**Given records:**
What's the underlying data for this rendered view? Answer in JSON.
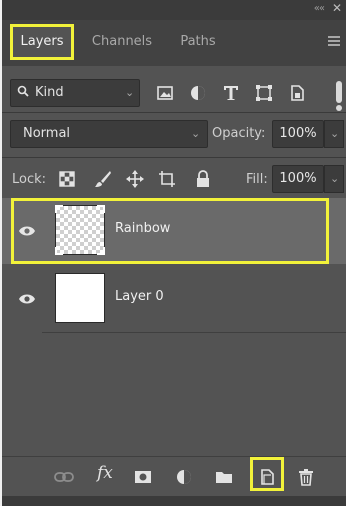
{
  "panel": {
    "tabs": [
      {
        "label": "Layers",
        "active": true
      },
      {
        "label": "Channels",
        "active": false
      },
      {
        "label": "Paths",
        "active": false
      }
    ],
    "collapse_glyph": "««",
    "close_glyph": "✕"
  },
  "filter": {
    "kind_label": "Kind",
    "icons": [
      "image-filter-icon",
      "adjustment-filter-icon",
      "type-filter-icon",
      "shape-filter-icon",
      "smart-object-filter-icon"
    ]
  },
  "blend": {
    "mode": "Normal",
    "opacity_label": "Opacity:",
    "opacity_value": "100%"
  },
  "lock": {
    "label": "Lock:",
    "fill_label": "Fill:",
    "fill_value": "100%"
  },
  "layers": [
    {
      "name": "Rainbow",
      "visible": true,
      "selected": true,
      "thumbnail": "transparent"
    },
    {
      "name": "Layer 0",
      "visible": true,
      "selected": false,
      "thumbnail": "white"
    }
  ],
  "colors": {
    "panel_bg": "#535353",
    "selected_row": "#6a6a6a",
    "highlight": "#f2f23a"
  }
}
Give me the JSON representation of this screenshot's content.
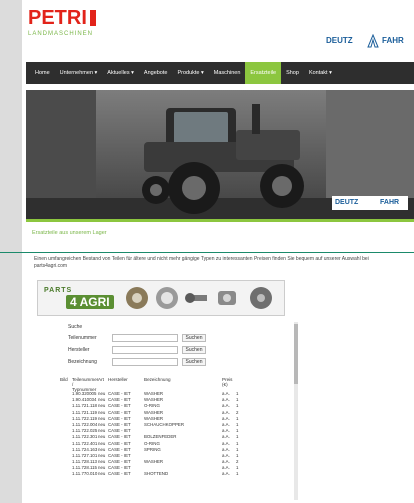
{
  "header": {
    "logo_text": "PETRI",
    "logo_subtitle": "LANDMASCHINEN",
    "brand_left": "DEUTZ",
    "brand_right": "FAHR"
  },
  "nav": {
    "items": [
      {
        "label": "Home"
      },
      {
        "label": "Unternehmen ▾"
      },
      {
        "label": "Aktuelles ▾"
      },
      {
        "label": "Angebote"
      },
      {
        "label": "Produkte ▾"
      },
      {
        "label": "Maschinen"
      },
      {
        "label": "Ersatzteile"
      },
      {
        "label": "Shop"
      },
      {
        "label": "Kontakt ▾"
      }
    ],
    "active_index": 6
  },
  "hero": {
    "brand_left": "DEUTZ",
    "brand_right": "FAHR"
  },
  "content": {
    "section_title": "Ersatzteile aus unserem Lager",
    "intro": "Einen umfangreichen Bestand von Teilen für ältere und nicht mehr gängige Typen zu interessanten Preisen finden Sie bequem auf unserer Auswahl bei parts4agri.com",
    "banner_word1": "PARTS",
    "banner_word2": "4 AGRI"
  },
  "search": {
    "heading": "Suche",
    "fields": [
      {
        "label": "Teilenummer",
        "value": "",
        "button": "Suchen"
      },
      {
        "label": "Hersteller",
        "value": "",
        "button": "Suchen"
      },
      {
        "label": "Bezeichnung",
        "value": "",
        "button": "Suchen"
      }
    ]
  },
  "results": {
    "columns": [
      "Bild",
      "Teilenummer / Typnummer",
      "Art",
      "Hersteller",
      "Bezeichnung",
      "Preis (€)",
      ""
    ],
    "rows": [
      [
        "",
        "1.90.320005",
        "neu",
        "CASE - IET",
        "WASHER",
        "a.A.",
        "1"
      ],
      [
        "",
        "1.90.410034",
        "neu",
        "CASE - IET",
        "WASHER",
        "a.A.",
        "1"
      ],
      [
        "",
        "1.11.721.118",
        "neu",
        "CASE - IET",
        "O-RING",
        "a.A.",
        "1"
      ],
      [
        "",
        "1.11.721.119",
        "neu",
        "CASE - IET",
        "WASHER",
        "a.A.",
        "2"
      ],
      [
        "",
        "1.11.722.119",
        "neu",
        "CASE - IET",
        "WASHER",
        "a.A.",
        "1"
      ],
      [
        "",
        "1.11.722.004",
        "neu",
        "CASE - IET",
        "SCHAUCHKOPPER",
        "a.A.",
        "1"
      ],
      [
        "",
        "1.11.722.025",
        "neu",
        "CASE - IET",
        "",
        "a.A.",
        "1"
      ],
      [
        "",
        "1.11.722.301",
        "neu",
        "CASE - IET",
        "BOLZENFEDER",
        "a.A.",
        "1"
      ],
      [
        "",
        "1.11.722.401",
        "neu",
        "CASE - IET",
        "O-RING",
        "a.A.",
        "1"
      ],
      [
        "",
        "1.11.724.163",
        "neu",
        "CASE - IET",
        "SPRING",
        "a.A.",
        "1"
      ],
      [
        "",
        "1.11.727.101",
        "neu",
        "CASE - IET",
        "",
        "a.A.",
        "1"
      ],
      [
        "",
        "1.11.728.113",
        "neu",
        "CASE - IET",
        "WASHER",
        "a.A.",
        "2"
      ],
      [
        "",
        "1.11.728.115",
        "neu",
        "CASE - IET",
        "",
        "a.A.",
        "1"
      ],
      [
        "",
        "1.11.770.010",
        "neu",
        "CASE - IET",
        "SHOTTEND",
        "a.A.",
        "1"
      ]
    ]
  }
}
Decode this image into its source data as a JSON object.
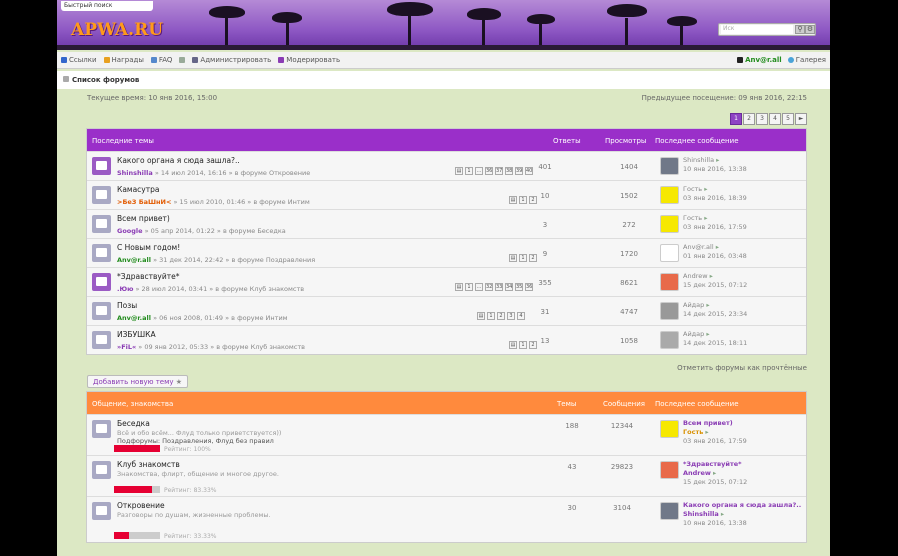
{
  "header": {
    "quick_search": "Быстрый поиск",
    "logo": "APWA.RU",
    "search_placeholder": "Иск"
  },
  "navbar": {
    "left": [
      "Ссылки",
      "Награды",
      "FAQ",
      "Администрировать",
      "Модерировать"
    ],
    "user": "Anv@r.all",
    "gallery": "Галерея"
  },
  "breadcrumb": "Список форумов",
  "info": {
    "current_time": "Текущее время: 10 янв 2016, 15:00",
    "prev_visit": "Предыдущее посещение: 09 янв 2016, 22:15"
  },
  "pagination": [
    "1",
    "2",
    "3",
    "4",
    "5"
  ],
  "recent": {
    "headers": {
      "title": "Последние темы",
      "replies": "Ответы",
      "views": "Просмотры",
      "last": "Последнее сообщение"
    },
    "rows": [
      {
        "title": "Какого органа я сюда зашла?..",
        "author": "Shinshilla",
        "meta": "» 14 июл 2014, 16:16 » в форуме Откровение",
        "replies": "401",
        "views": "1404",
        "last_user": "Shinshilla",
        "last_date": "10 янв 2016, 13:38",
        "pages": [
          "1",
          "…",
          "36",
          "37",
          "38",
          "39",
          "40"
        ]
      },
      {
        "title": "Камасутра",
        "author": ">БеЗ БаШнИ<",
        "meta": "» 15 июл 2010, 01:46 » в форуме Интим",
        "replies": "10",
        "views": "1502",
        "last_user": "Гость",
        "last_date": "03 янв 2016, 18:39",
        "pages": [
          "1",
          "2"
        ]
      },
      {
        "title": "Всем привет)",
        "author": "Google",
        "meta": "» 05 апр 2014, 01:22 » в форуме Беседка",
        "replies": "3",
        "views": "272",
        "last_user": "Гость",
        "last_date": "03 янв 2016, 17:59",
        "pages": []
      },
      {
        "title": "С Новым годом!",
        "author": "Anv@r.all",
        "meta": "» 31 дек 2014, 22:42 » в форуме Поздравления",
        "replies": "9",
        "views": "1720",
        "last_user": "Anv@r.all",
        "last_date": "01 янв 2016, 03:48",
        "pages": [
          "1",
          "2"
        ]
      },
      {
        "title": "*Здравствуйте*",
        "author": ".Юю",
        "meta": "» 28 июл 2014, 03:41 » в форуме Клуб знакомств",
        "replies": "355",
        "views": "8621",
        "last_user": "Andrew",
        "last_date": "15 дек 2015, 07:12",
        "pages": [
          "1",
          "…",
          "32",
          "33",
          "34",
          "35",
          "36"
        ]
      },
      {
        "title": "Позы",
        "author": "Anv@r.all",
        "meta": "» 06 ноя 2008, 01:49 » в форуме Интим",
        "replies": "31",
        "views": "4747",
        "last_user": "Айдар",
        "last_date": "14 дек 2015, 23:34",
        "pages": [
          "1",
          "2",
          "3",
          "4"
        ]
      },
      {
        "title": "ИЗБУШКА",
        "author": "»FiL«",
        "meta": "» 09 янв 2012, 05:33 » в форуме Клуб знакомств",
        "replies": "13",
        "views": "1058",
        "last_user": "Айдар",
        "last_date": "14 дек 2015, 18:11",
        "pages": [
          "1",
          "2"
        ]
      }
    ]
  },
  "mark_read": "Отметить форумы как прочтённые",
  "new_topic": "Добавить новую тему",
  "forums": {
    "headers": {
      "title": "Общение, знакомства",
      "topics": "Темы",
      "posts": "Сообщения",
      "last": "Последнее сообщение"
    },
    "rows": [
      {
        "name": "Беседка",
        "desc": "Всё и обо всём... Флуд только приветствуется))",
        "sub": "Подфорумы: Поздравления, Флуд без правил",
        "topics": "188",
        "posts": "12344",
        "last_title": "Всем привет)",
        "last_user": "Гость",
        "last_date": "03 янв 2016, 17:59",
        "rating": "Рейтинг: 100%",
        "rating_value": 100
      },
      {
        "name": "Клуб знакомств",
        "desc": "Знакомства, флирт, общение и многое другое.",
        "sub": "",
        "topics": "43",
        "posts": "29823",
        "last_title": "*Здравствуйте*",
        "last_user": "Andrew",
        "last_date": "15 дек 2015, 07:12",
        "rating": "Рейтинг: 83.33%",
        "rating_value": 83.33
      },
      {
        "name": "Откровение",
        "desc": "Разговоры по душам, жизненные проблемы.",
        "sub": "",
        "topics": "30",
        "posts": "3104",
        "last_title": "Какого органа я сюда зашла?..",
        "last_user": "Shinshilla",
        "last_date": "10 янв 2016, 13:38",
        "rating": "Рейтинг: 33.33%",
        "rating_value": 33.33
      }
    ]
  },
  "colors": {
    "purple": "#9a2fc9",
    "orange": "#ff8a3d",
    "bg": "#dce8c4"
  }
}
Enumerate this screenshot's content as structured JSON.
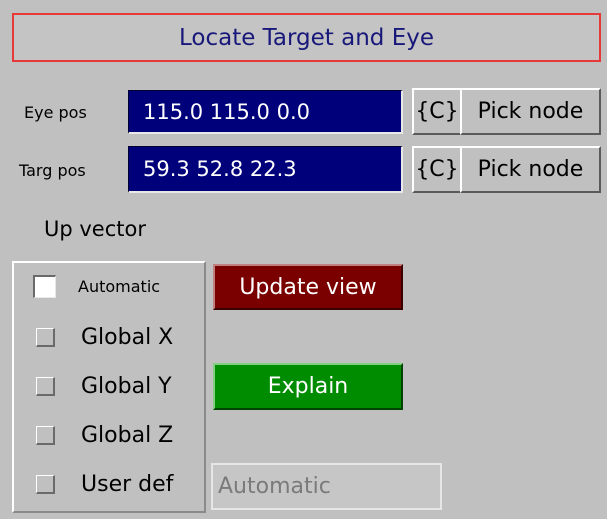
{
  "window": {
    "title": "Locate Target and Eye"
  },
  "eye": {
    "label": "Eye pos",
    "value": "115.0 115.0 0.0",
    "c_label": "{C}",
    "pick_label": "Pick node"
  },
  "target": {
    "label": "Targ pos",
    "value": "59.3 52.8 22.3",
    "c_label": "{C}",
    "pick_label": "Pick node"
  },
  "up_vector": {
    "label": "Up vector",
    "options": [
      {
        "label": "Automatic",
        "checked": true
      },
      {
        "label": "Global X",
        "checked": false
      },
      {
        "label": "Global Y",
        "checked": false
      },
      {
        "label": "Global Z",
        "checked": false
      },
      {
        "label": "User def",
        "checked": false
      }
    ],
    "user_def_value": "Automatic"
  },
  "buttons": {
    "update_view": "Update view",
    "explain": "Explain"
  },
  "colors": {
    "title_border": "#e63a3a",
    "title_text": "#18187a",
    "field_bg": "#00007a",
    "update_bg": "#7a0000",
    "explain_bg": "#008c00",
    "panel_bg": "#c0c0c0"
  }
}
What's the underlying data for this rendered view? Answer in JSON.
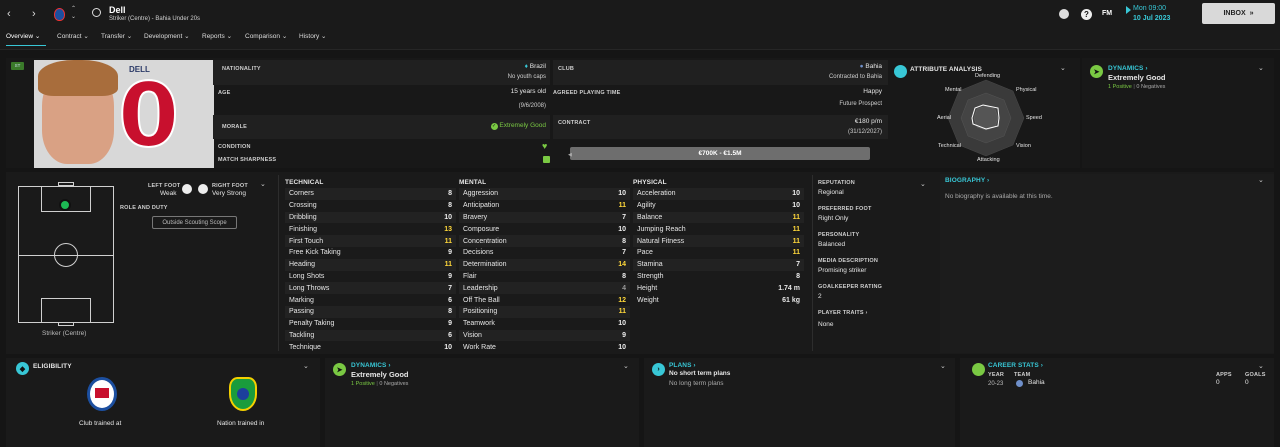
{
  "topbar": {
    "player_name": "Dell",
    "subtitle": "Striker (Centre) - Bahia Under 20s",
    "date_time": "Mon 09:00",
    "date": "10 Jul 2023",
    "fm_label": "FM",
    "help_label": "?",
    "inbox_label": "INBOX"
  },
  "tabs": [
    "Overview",
    "Contract",
    "Transfer",
    "Development",
    "Reports",
    "Comparison",
    "History"
  ],
  "profile": {
    "badge": "ST",
    "shirt_name": "DELL",
    "shirt_number": "0"
  },
  "info": {
    "nationality_label": "NATIONALITY",
    "nationality": "Brazil",
    "youth_caps": "No youth caps",
    "club_label": "CLUB",
    "club": "Bahia",
    "contracted_to": "Contracted to Bahia",
    "age_label": "AGE",
    "age": "15 years old",
    "dob": "(9/6/2008)",
    "apt_label": "AGREED PLAYING TIME",
    "apt": "Happy",
    "apt_sub": "Future Prospect",
    "morale_label": "MORALE",
    "morale": "Extremely Good",
    "contract_label": "CONTRACT",
    "wage": "€180 p/m",
    "contract_end": "(31/12/2027)",
    "condition_label": "CONDITION",
    "sharpness_label": "MATCH SHARPNESS",
    "value_range": "€700K - €1.5M"
  },
  "attribute_analysis": {
    "title": "ATTRIBUTE ANALYSIS",
    "labels": [
      "Defending",
      "Physical",
      "Speed",
      "Vision",
      "Attacking",
      "Technical",
      "Aerial",
      "Mental"
    ]
  },
  "dynamics_top": {
    "title": "DYNAMICS",
    "value": "Extremely Good",
    "positive": "1 Positive",
    "negatives": "0 Negatives"
  },
  "position": {
    "left_foot_label": "LEFT FOOT",
    "left_foot": "Weak",
    "right_foot_label": "RIGHT FOOT",
    "right_foot": "Very Strong",
    "role_label": "ROLE AND DUTY",
    "scouting_button": "Outside Scouting Scope",
    "position_name": "Striker (Centre)"
  },
  "technical": {
    "title": "TECHNICAL",
    "rows": [
      {
        "name": "Corners",
        "value": "8"
      },
      {
        "name": "Crossing",
        "value": "8"
      },
      {
        "name": "Dribbling",
        "value": "10"
      },
      {
        "name": "Finishing",
        "value": "13"
      },
      {
        "name": "First Touch",
        "value": "11"
      },
      {
        "name": "Free Kick Taking",
        "value": "9"
      },
      {
        "name": "Heading",
        "value": "11"
      },
      {
        "name": "Long Shots",
        "value": "9"
      },
      {
        "name": "Long Throws",
        "value": "7"
      },
      {
        "name": "Marking",
        "value": "6"
      },
      {
        "name": "Passing",
        "value": "8"
      },
      {
        "name": "Penalty Taking",
        "value": "9"
      },
      {
        "name": "Tackling",
        "value": "6"
      },
      {
        "name": "Technique",
        "value": "10"
      }
    ]
  },
  "mental": {
    "title": "MENTAL",
    "rows": [
      {
        "name": "Aggression",
        "value": "10"
      },
      {
        "name": "Anticipation",
        "value": "11"
      },
      {
        "name": "Bravery",
        "value": "7"
      },
      {
        "name": "Composure",
        "value": "10"
      },
      {
        "name": "Concentration",
        "value": "8"
      },
      {
        "name": "Decisions",
        "value": "7"
      },
      {
        "name": "Determination",
        "value": "14"
      },
      {
        "name": "Flair",
        "value": "8"
      },
      {
        "name": "Leadership",
        "value": "4"
      },
      {
        "name": "Off The Ball",
        "value": "12"
      },
      {
        "name": "Positioning",
        "value": "11"
      },
      {
        "name": "Teamwork",
        "value": "10"
      },
      {
        "name": "Vision",
        "value": "9"
      },
      {
        "name": "Work Rate",
        "value": "10"
      }
    ]
  },
  "physical": {
    "title": "PHYSICAL",
    "rows": [
      {
        "name": "Acceleration",
        "value": "10"
      },
      {
        "name": "Agility",
        "value": "10"
      },
      {
        "name": "Balance",
        "value": "11"
      },
      {
        "name": "Jumping Reach",
        "value": "11"
      },
      {
        "name": "Natural Fitness",
        "value": "11"
      },
      {
        "name": "Pace",
        "value": "11"
      },
      {
        "name": "Stamina",
        "value": "7"
      },
      {
        "name": "Strength",
        "value": "8"
      }
    ],
    "height_label": "Height",
    "height": "1.74 m",
    "weight_label": "Weight",
    "weight": "61 kg"
  },
  "details": {
    "reputation_label": "REPUTATION",
    "reputation": "Regional",
    "foot_label": "PREFERRED FOOT",
    "foot": "Right Only",
    "personality_label": "PERSONALITY",
    "personality": "Balanced",
    "media_label": "MEDIA DESCRIPTION",
    "media": "Promising striker",
    "gk_label": "GOALKEEPER RATING",
    "gk": "2",
    "traits_label": "PLAYER TRAITS",
    "traits": "None"
  },
  "biography": {
    "title": "BIOGRAPHY",
    "text": "No biography is available at this time."
  },
  "eligibility": {
    "title": "ELIGIBILITY",
    "club_trained": "Club trained at",
    "nation_trained": "Nation trained in"
  },
  "dynamics_bottom": {
    "title": "DYNAMICS",
    "value": "Extremely Good",
    "positive": "1 Positive",
    "negatives": "0 Negatives"
  },
  "plans": {
    "title": "PLANS",
    "short": "No short term plans",
    "long": "No long term plans"
  },
  "career": {
    "title": "CAREER STATS",
    "year_label": "YEAR",
    "team_label": "TEAM",
    "apps_label": "APPS",
    "goals_label": "GOALS",
    "year": "20-23",
    "team": "Bahia",
    "apps": "0",
    "goals": "0"
  },
  "colors": {
    "accent": "#38c7d6",
    "green": "#7ac943",
    "yellow": "#ffd83a",
    "shirt_red": "#c8102e"
  }
}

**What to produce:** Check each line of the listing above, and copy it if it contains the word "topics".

**Output for this exercise:**
      "topics": "Темы",
        "topics": "188",
        "topics": "43",
        "topics": "30",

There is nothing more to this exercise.